## [What to produce]
Copy the entries that follow, exactly and completely.

*-*-*

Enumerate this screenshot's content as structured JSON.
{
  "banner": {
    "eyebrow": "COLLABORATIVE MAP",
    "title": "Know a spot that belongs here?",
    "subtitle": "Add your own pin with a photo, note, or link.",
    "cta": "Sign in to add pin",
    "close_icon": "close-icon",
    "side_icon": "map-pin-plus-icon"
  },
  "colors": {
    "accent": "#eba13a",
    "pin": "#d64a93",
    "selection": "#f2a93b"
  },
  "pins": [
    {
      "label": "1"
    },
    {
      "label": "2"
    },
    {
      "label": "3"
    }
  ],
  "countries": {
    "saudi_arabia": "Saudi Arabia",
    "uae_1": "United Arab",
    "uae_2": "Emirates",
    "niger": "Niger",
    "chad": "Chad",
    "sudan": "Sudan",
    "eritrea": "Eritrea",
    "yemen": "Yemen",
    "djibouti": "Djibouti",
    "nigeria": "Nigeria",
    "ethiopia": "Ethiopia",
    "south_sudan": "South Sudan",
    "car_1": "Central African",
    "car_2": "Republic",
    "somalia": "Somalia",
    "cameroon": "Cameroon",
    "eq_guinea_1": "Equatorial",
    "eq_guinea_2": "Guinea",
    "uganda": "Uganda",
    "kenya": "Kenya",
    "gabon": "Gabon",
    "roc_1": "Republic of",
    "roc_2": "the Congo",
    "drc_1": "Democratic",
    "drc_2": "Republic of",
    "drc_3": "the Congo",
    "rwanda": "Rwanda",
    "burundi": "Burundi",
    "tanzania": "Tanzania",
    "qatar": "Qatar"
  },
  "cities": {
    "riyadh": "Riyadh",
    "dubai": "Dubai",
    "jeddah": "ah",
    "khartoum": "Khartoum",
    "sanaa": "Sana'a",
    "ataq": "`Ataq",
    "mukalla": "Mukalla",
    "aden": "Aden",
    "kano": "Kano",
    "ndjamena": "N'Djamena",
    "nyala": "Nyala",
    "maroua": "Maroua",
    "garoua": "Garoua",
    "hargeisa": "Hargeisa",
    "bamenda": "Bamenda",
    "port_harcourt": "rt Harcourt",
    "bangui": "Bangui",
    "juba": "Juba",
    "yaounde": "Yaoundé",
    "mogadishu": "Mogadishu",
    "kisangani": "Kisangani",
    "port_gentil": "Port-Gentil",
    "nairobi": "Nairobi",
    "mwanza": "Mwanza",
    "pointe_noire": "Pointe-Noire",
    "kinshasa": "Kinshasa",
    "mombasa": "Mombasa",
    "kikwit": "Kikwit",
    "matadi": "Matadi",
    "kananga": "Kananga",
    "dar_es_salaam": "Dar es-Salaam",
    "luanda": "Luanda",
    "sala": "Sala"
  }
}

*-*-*

## [Solution for this problem]
Enumerate this screenshot's content as structured JSON.
{
  "banner": {
    "eyebrow": "COLLABORATIVE MAP",
    "title": "Know a spot that belongs here?",
    "subtitle": "Add your own pin with a photo, note, or link.",
    "cta": "Sign in to add pin",
    "close_icon": "close-icon",
    "side_icon": "map-pin-plus-icon"
  },
  "colors": {
    "accent": "#eba13a",
    "pin": "#d64a93",
    "selection": "#f2a93b"
  },
  "pins": [
    {
      "label": "1"
    },
    {
      "label": "2"
    },
    {
      "label": "3"
    }
  ],
  "countries": {
    "saudi_arabia": "Saudi Arabia",
    "uae_1": "United Arab",
    "uae_2": "Emirates",
    "niger": "Niger",
    "chad": "Chad",
    "sudan": "Sudan",
    "eritrea": "Eritrea",
    "yemen": "Yemen",
    "djibouti": "Djibouti",
    "nigeria": "Nigeria",
    "ethiopia": "Ethiopia",
    "south_sudan": "South Sudan",
    "car_1": "Central African",
    "car_2": "Republic",
    "somalia": "Somalia",
    "cameroon": "Cameroon",
    "eq_guinea_1": "Equatorial",
    "eq_guinea_2": "Guinea",
    "uganda": "Uganda",
    "kenya": "Kenya",
    "gabon": "Gabon",
    "roc_1": "Republic of",
    "roc_2": "the Congo",
    "drc_1": "Democratic",
    "drc_2": "Republic of",
    "drc_3": "the Congo",
    "rwanda": "Rwanda",
    "burundi": "Burundi",
    "tanzania": "Tanzania",
    "qatar": "Qatar"
  },
  "cities": {
    "riyadh": "Riyadh",
    "dubai": "Dubai",
    "jeddah": "ah",
    "khartoum": "Khartoum",
    "sanaa": "Sana'a",
    "ataq": "`Ataq",
    "mukalla": "Mukalla",
    "aden": "Aden",
    "kano": "Kano",
    "ndjamena": "N'Djamena",
    "nyala": "Nyala",
    "maroua": "Maroua",
    "garoua": "Garoua",
    "hargeisa": "Hargeisa",
    "bamenda": "Bamenda",
    "port_harcourt": "rt Harcourt",
    "bangui": "Bangui",
    "juba": "Juba",
    "yaounde": "Yaoundé",
    "mogadishu": "Mogadishu",
    "kisangani": "Kisangani",
    "port_gentil": "Port-Gentil",
    "nairobi": "Nairobi",
    "mwanza": "Mwanza",
    "pointe_noire": "Pointe-Noire",
    "kinshasa": "Kinshasa",
    "mombasa": "Mombasa",
    "kikwit": "Kikwit",
    "matadi": "Matadi",
    "kananga": "Kananga",
    "dar_es_salaam": "Dar es-Salaam",
    "luanda": "Luanda",
    "sala": "Sala"
  }
}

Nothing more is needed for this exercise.